[Website and app data records]

- - -

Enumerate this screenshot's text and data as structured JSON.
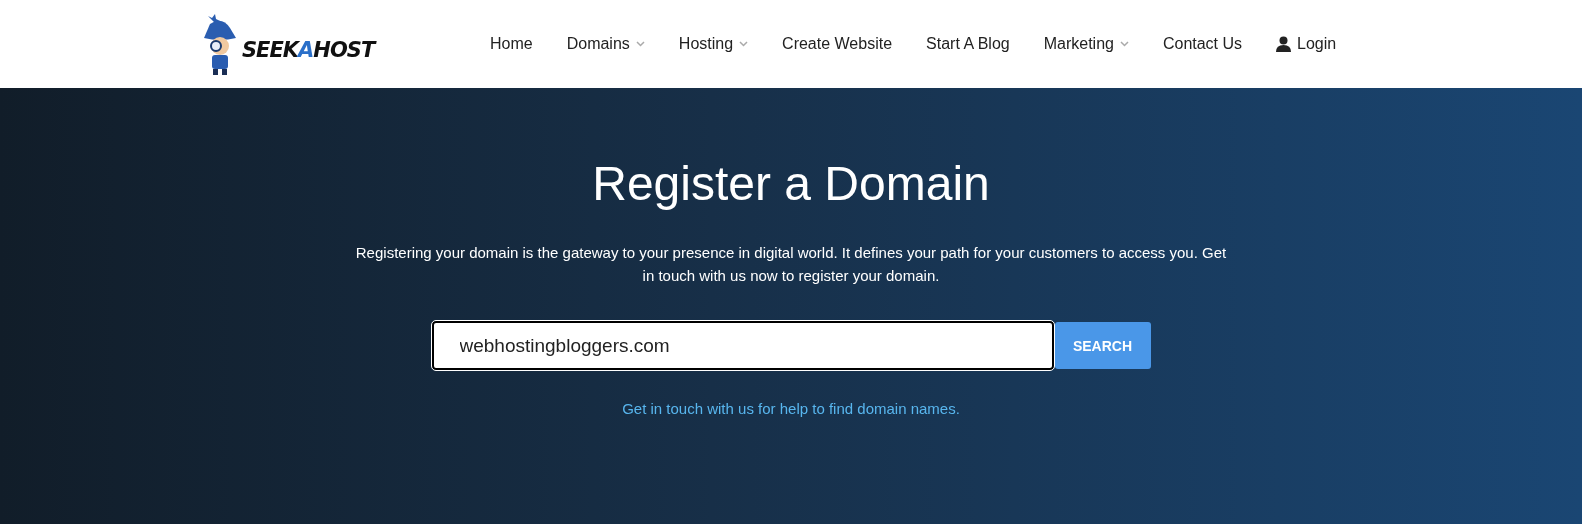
{
  "logo": {
    "parts": [
      {
        "text": "SEEK",
        "color": "#111111"
      },
      {
        "text": "A",
        "color": "#2a6fc9"
      },
      {
        "text": "HOST",
        "color": "#111111"
      }
    ]
  },
  "nav": [
    {
      "label": "Home",
      "dropdown": false,
      "kind": "link"
    },
    {
      "label": "Domains",
      "dropdown": true,
      "kind": "link"
    },
    {
      "label": "Hosting",
      "dropdown": true,
      "kind": "link"
    },
    {
      "label": "Create Website",
      "dropdown": false,
      "kind": "link"
    },
    {
      "label": "Start A Blog",
      "dropdown": false,
      "kind": "link"
    },
    {
      "label": "Marketing",
      "dropdown": true,
      "kind": "link"
    },
    {
      "label": "Contact Us",
      "dropdown": false,
      "kind": "link"
    },
    {
      "label": "Login",
      "dropdown": false,
      "kind": "account"
    }
  ],
  "hero": {
    "title": "Register a Domain",
    "description": "Registering your domain is the gateway to your presence in digital world. It defines your path for your customers to access you. Get in touch with us now to register your domain.",
    "search": {
      "value": "webhostingbloggers.com",
      "button": "SEARCH"
    },
    "help_link": "Get in touch with us for help to find domain names."
  }
}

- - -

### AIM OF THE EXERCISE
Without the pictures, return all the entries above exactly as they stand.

### EXPECTED ANSWER
Enumerate this screenshot's text and data as structured JSON.
{
  "logo": {
    "parts": [
      {
        "text": "SEEK",
        "color": "#111111"
      },
      {
        "text": "A",
        "color": "#2a6fc9"
      },
      {
        "text": "HOST",
        "color": "#111111"
      }
    ]
  },
  "nav": [
    {
      "label": "Home",
      "dropdown": false,
      "kind": "link"
    },
    {
      "label": "Domains",
      "dropdown": true,
      "kind": "link"
    },
    {
      "label": "Hosting",
      "dropdown": true,
      "kind": "link"
    },
    {
      "label": "Create Website",
      "dropdown": false,
      "kind": "link"
    },
    {
      "label": "Start A Blog",
      "dropdown": false,
      "kind": "link"
    },
    {
      "label": "Marketing",
      "dropdown": true,
      "kind": "link"
    },
    {
      "label": "Contact Us",
      "dropdown": false,
      "kind": "link"
    },
    {
      "label": "Login",
      "dropdown": false,
      "kind": "account"
    }
  ],
  "hero": {
    "title": "Register a Domain",
    "description": "Registering your domain is the gateway to your presence in digital world. It defines your path for your customers to access you. Get in touch with us now to register your domain.",
    "search": {
      "value": "webhostingbloggers.com",
      "button": "SEARCH"
    },
    "help_link": "Get in touch with us for help to find domain names."
  }
}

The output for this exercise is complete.